The 48 hour working week under the Working Time Regulations is likely to be abolished, as it is unpopular with employers who on occasion, require work to be completed quickly.  This restriction is mostly ignored or contracted out of anyway.

  • Agency workers

The Agency Workers Regulations 2010 (and particularly rights offered to workers who have only worked with an employer for a continuous period of 12 weeks) have proved unpopular on the whole for UK employers and could be abolished without EU constraint.

  • TUPE
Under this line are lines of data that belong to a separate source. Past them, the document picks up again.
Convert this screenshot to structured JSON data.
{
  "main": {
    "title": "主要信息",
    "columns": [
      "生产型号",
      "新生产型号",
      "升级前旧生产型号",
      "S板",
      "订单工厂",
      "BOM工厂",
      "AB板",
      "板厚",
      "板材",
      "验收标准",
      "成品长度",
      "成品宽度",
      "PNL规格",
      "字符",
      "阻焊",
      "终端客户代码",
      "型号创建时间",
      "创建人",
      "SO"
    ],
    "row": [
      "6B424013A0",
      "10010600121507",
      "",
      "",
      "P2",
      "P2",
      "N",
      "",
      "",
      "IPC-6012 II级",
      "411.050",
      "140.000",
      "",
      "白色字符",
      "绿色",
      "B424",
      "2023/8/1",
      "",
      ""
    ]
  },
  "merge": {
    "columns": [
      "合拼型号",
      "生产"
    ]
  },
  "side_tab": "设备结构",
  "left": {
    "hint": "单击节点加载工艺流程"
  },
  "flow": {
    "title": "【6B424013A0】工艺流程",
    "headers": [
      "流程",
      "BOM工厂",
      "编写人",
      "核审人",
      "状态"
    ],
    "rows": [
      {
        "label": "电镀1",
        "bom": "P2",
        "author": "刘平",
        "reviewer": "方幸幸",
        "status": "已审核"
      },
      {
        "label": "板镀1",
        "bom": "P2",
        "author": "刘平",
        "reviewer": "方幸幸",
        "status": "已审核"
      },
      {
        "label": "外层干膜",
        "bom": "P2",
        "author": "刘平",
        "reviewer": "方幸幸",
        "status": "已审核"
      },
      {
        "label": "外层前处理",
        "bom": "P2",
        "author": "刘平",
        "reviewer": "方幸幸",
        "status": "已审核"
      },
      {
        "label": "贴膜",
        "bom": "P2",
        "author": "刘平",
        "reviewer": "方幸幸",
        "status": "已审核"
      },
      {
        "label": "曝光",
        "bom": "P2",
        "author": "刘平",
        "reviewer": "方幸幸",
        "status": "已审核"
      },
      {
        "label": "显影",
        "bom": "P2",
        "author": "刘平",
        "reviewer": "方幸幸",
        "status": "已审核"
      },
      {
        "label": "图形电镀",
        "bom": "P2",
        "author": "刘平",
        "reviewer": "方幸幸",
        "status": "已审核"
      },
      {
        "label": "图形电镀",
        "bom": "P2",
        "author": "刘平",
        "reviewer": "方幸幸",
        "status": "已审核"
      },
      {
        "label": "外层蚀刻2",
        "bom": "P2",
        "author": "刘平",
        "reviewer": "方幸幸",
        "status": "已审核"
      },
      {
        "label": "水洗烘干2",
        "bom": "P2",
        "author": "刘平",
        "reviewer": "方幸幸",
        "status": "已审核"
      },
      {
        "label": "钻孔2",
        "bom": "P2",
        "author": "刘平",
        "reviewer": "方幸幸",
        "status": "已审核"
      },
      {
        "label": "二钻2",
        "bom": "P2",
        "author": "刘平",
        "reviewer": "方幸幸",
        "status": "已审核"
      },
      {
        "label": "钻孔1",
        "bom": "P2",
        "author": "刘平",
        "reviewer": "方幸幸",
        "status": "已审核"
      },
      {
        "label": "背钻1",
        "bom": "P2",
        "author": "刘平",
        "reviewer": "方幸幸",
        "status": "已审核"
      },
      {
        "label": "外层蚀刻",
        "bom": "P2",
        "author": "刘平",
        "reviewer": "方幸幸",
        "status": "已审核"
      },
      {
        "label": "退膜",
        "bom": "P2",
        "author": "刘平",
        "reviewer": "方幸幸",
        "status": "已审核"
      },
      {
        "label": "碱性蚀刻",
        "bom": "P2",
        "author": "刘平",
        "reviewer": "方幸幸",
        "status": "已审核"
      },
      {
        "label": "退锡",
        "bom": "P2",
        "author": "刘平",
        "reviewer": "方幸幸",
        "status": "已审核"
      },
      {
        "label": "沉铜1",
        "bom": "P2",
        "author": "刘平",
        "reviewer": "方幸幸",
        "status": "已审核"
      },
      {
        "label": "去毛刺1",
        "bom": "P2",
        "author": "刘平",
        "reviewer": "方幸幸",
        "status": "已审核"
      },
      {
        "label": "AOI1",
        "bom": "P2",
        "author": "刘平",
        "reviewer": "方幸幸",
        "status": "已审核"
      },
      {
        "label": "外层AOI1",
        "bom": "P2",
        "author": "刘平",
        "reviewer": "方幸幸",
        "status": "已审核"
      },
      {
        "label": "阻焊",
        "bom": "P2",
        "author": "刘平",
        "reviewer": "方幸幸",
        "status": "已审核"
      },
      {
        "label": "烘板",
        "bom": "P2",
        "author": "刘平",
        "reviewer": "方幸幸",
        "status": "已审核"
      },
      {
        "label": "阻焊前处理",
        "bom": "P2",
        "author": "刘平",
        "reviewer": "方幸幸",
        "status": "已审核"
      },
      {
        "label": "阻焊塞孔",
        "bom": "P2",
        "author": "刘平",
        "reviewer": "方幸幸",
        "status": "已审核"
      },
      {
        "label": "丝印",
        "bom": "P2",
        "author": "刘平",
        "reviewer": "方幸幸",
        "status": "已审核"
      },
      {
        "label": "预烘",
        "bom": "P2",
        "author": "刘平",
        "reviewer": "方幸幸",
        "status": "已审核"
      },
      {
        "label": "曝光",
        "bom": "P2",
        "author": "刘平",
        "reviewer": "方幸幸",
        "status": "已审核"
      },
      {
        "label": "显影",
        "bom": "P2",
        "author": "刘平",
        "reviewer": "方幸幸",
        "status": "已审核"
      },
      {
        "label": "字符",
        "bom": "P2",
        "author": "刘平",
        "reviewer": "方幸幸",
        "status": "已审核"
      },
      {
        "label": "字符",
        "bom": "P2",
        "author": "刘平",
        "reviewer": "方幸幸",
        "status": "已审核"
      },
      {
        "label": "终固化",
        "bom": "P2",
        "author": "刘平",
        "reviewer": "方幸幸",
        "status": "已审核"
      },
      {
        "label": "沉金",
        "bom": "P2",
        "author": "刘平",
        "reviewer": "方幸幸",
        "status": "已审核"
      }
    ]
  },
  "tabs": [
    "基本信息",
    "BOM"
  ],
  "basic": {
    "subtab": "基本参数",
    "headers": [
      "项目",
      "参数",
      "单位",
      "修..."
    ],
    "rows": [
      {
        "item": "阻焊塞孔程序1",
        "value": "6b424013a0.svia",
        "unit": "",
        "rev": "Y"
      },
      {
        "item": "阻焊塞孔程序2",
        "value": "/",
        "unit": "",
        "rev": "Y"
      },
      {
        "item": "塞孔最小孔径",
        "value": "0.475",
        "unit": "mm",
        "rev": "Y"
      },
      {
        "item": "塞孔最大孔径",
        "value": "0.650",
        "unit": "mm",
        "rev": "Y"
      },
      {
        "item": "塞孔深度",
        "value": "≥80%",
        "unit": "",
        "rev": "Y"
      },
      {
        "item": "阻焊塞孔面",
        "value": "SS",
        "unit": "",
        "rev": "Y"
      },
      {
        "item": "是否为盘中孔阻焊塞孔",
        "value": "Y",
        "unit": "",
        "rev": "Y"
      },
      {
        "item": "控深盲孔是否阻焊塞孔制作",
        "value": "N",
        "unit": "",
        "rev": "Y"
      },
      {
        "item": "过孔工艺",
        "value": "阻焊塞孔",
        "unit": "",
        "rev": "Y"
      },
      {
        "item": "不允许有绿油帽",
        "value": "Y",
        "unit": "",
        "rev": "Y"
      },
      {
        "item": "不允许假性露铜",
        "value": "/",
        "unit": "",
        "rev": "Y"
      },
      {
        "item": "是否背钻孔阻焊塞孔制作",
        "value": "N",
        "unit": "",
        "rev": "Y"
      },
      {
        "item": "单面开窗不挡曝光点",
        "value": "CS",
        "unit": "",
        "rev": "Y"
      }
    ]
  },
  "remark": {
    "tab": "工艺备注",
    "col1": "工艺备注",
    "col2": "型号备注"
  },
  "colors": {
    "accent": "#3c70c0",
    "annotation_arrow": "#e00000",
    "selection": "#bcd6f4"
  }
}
TUPE is unlikely to be repealed altogether, as  the UK offers more protection than the EU by including service provision change protection, as well as the relaxation of consultation provisions. The opportunity for businesses to easily harmonise employee terms and conditions after the transfer of a business is likely, but has not happened yet. This is due to the UK being  constrained from making these changes by the EU Directives the Regulations derive from.

  • Redundancy consultation

It is likely that this will largely stay intact, however, there may be an increase in the number of employees required for a more thorough and time consuming collective consultation, from where 20 employees are being made redundant, to maybe 50 or even 100 employees are to be made redundant.

  • Discrimination

Whilst it is highly unlikely that any discrimination legislation will be reversed, a cap may be placed on compensation in discrimination claims in future, now that this may not be prevented by EU law.

Most commentators and employment lawyers appear to be in agreement that there is unlikely to be any drastic changes to employment rights and to the free movement of people in the short to medium term. The long term future of these matters will depend entirely on what is negotiated and which model is followed by the post-Brexit government, whether it’s a:

  • Norwegian model, under which, the UK would have membership of the EEA and EFTA (access to the single market);
  • Swiss model, whereby the UK would negotiate a number of  bilateral agreements;  or
  • Turkish model, where the UK would join the EU Customs Union and have access to the EU market under WTO rules or a bespoke UK model.

If you have any questions about how Brexit might affect employment law, you are always welcome to Ask a Lawyer.

Samantha Jolliffe

Samantha is an employment solicitor with a wealth of experience in advising employees and employers of all sizes,in both contentious and non contentious matters. Samantha is also a legal writer specialising in writing a variety of employment documents, including current affairs blogs and articles on the topic of employment law.